Late February is a great time to experience the wonder of maple sugaring. (Credit: Reeves-Reed Arboretum)

As we approach the end of February, it often starts to feel like winter might never end. Chanukah is a distant memory, you’ve already maxed out on hot cocoa for the season, and that pesky groundhog certainly didn’t help. While it feels like the calendar isn’t moving, spring will be here before we know it. Here are some activities to enjoy this month because—like winter—they won’t last forever.

Maple Sugaring

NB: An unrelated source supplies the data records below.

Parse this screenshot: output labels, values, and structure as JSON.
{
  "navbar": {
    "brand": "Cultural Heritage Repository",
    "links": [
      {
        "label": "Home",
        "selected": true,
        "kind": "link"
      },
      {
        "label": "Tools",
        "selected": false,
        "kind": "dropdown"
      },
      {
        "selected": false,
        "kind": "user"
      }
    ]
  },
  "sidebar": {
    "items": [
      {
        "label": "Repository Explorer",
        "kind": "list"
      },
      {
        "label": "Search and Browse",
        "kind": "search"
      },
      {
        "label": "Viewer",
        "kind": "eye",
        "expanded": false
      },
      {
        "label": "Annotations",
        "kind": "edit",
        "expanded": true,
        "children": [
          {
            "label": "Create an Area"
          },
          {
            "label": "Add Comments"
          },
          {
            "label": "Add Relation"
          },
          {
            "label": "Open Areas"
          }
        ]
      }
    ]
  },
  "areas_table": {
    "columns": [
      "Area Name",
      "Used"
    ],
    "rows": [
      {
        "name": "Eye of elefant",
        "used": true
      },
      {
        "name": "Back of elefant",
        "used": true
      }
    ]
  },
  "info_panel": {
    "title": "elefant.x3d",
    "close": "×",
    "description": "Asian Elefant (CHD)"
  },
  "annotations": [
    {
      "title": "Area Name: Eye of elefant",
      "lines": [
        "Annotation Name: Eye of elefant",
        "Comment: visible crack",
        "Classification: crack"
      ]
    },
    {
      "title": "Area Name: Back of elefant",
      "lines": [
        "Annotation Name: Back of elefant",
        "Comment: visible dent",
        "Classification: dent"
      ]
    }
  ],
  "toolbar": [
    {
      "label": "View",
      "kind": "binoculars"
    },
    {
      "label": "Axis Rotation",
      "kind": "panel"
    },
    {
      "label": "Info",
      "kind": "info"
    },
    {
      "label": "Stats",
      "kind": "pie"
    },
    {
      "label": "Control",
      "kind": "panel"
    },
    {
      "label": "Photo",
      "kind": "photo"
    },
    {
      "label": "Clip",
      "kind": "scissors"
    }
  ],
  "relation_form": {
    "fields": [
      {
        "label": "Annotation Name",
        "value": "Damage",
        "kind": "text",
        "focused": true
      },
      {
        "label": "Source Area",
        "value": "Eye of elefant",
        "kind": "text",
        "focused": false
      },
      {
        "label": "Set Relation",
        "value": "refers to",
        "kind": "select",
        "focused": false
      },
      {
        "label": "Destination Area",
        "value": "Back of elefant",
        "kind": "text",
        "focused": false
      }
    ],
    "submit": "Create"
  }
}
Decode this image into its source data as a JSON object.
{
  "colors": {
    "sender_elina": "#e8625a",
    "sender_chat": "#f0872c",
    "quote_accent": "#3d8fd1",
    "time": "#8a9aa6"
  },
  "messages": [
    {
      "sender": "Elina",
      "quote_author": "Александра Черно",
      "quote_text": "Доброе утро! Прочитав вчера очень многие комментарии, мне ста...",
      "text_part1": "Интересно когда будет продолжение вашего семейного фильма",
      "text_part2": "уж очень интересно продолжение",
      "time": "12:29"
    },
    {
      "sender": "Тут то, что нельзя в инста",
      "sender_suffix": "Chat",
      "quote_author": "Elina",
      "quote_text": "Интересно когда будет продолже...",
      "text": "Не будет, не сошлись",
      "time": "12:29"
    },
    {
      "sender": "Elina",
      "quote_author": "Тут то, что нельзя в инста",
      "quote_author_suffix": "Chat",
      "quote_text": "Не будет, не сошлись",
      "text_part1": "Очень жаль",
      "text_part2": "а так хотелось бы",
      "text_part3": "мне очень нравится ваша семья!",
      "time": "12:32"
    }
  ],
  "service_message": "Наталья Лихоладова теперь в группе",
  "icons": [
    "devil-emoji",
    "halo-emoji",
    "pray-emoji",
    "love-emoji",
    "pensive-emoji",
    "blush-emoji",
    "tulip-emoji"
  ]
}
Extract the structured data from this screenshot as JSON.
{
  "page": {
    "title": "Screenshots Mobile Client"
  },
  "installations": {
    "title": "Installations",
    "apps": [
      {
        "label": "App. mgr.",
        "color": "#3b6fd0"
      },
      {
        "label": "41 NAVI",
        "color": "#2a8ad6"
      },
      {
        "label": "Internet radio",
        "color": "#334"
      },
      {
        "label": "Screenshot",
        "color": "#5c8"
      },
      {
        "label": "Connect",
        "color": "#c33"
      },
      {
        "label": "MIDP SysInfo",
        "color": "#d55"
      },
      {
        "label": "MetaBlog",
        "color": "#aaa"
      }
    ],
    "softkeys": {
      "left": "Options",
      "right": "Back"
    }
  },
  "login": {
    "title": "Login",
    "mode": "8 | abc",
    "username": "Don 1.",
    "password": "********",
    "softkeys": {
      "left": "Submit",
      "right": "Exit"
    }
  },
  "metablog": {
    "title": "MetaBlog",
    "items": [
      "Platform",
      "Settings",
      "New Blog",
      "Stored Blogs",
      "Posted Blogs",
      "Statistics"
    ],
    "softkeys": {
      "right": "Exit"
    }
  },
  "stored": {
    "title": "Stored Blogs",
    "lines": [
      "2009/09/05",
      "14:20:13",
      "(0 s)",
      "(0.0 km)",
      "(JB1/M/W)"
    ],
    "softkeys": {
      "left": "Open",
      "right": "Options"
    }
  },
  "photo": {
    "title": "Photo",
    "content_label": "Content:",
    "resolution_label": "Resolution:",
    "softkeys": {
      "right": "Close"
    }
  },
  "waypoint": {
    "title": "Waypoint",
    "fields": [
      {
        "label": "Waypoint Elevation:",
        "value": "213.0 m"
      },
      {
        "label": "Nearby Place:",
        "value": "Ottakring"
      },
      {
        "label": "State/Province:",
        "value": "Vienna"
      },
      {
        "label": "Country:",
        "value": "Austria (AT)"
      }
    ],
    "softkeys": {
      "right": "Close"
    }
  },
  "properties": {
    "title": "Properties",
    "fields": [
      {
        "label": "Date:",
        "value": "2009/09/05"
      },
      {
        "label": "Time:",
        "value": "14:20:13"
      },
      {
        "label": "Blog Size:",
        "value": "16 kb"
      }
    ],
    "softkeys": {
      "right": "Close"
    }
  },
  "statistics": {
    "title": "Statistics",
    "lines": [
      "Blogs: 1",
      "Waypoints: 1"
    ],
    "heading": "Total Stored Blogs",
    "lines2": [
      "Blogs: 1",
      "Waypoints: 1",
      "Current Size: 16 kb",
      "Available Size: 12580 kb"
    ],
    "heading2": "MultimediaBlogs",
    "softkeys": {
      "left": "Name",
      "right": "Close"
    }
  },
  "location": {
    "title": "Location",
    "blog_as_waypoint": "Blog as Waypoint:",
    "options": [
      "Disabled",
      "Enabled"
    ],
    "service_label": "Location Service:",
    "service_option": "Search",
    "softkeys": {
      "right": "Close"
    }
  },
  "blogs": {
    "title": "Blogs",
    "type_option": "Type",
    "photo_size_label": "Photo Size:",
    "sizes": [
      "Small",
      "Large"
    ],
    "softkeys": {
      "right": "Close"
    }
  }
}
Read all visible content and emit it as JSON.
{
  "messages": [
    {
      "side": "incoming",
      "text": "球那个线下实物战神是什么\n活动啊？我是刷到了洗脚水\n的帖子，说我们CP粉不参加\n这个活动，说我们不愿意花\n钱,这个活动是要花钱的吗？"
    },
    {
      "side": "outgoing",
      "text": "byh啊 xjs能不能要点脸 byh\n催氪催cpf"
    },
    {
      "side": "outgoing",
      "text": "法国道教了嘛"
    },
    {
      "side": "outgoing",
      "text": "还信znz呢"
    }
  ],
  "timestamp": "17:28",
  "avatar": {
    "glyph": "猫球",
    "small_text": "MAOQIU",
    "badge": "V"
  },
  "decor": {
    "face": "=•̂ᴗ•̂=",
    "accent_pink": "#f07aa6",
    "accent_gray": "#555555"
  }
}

You might think that maple syrup only comes from Vermont and the forests of Canada, but there are actually several locations in our area where visitors can experience the wonder of turning maple tree sap into real maple syrup. Each step of this process can only be done at certain times of the year; between late January and early March, the trees are tapped to collect sap, which can then be boiled down to syrup.

At the Great Swamp Outdoor Education Center in Chatham (www.morrisparks.net), maple sugaring demonstrations are taking place every weekend through the end of February at 1 and 2:30 p.m. Participants have the chance to identify and tap maple trees, collect the flowing sap, and witness syrup being made over a wood-fired evaporator. Admission is $3 per person age 3 and up. No registration is required, but sessions are first come, first served.

Maple Sugaring Fest at Reeves-Reed Arboretum in Summit (www.reeves-reedarboretum.org) is on Sunday, February 26, from 1 to 4 p.m. and includes a family scavenger hunt and “Maple Syrup Challenge.” Pre-registration is not required for this event, which is free for RRA members. The cost for non-members ages 3 and up is $5 per person, $25 maximum per family.

At the Tenafly Nature Center (www.tenaflynaturecenter.org), hour-long maple sugaring sessions take place at 12:30, 2, and 3:30 p.m. every Sunday through the end of March. Pre-registration is required and prices vary for members and adults accompanying children; strollers are not permitted.

Morris Museum

If you’re more interested in spending time indoors, the Morris Museum (www.morrismuseum.org) has three special family exhibitions that will be on display only through Sunday, February 26. “Engineering Brick Art” is an homage to the Lego building block, featuring a collection of more than 30 brick works of art, including replicas of famous works of art, architectural models and more. The exhibition also features hands-on play stations and fun facts about Lego history. The exhibit also features works created by local students from the Academy 360 Upper School in Livingston, a school for students on the autism spectrum and with behavioral and related disabilities.

“Mega Model Trains” features trains on three separate tracks spanning more than 280 square feet. Even the youngest railroad enthusiasts can push buttons along the outside of the track to operate more than 40 interactive features, including turning lights on and off and lowering rail gates. In the museum’s permanent Model Railway Gallery, children can also participate in hands-on activities that allow them to explore the sights and sounds of train travel, play with wooden tracks and train cars or browse train storybooks.

And finally, the museum’s “Story Book Puzzle” display features oversized puzzle pieces that were decorated by local school children, from pre-kindergarten to fifth grade. Each class decorated a puzzle piece centered on a beloved children’s story.

By Rachel Jager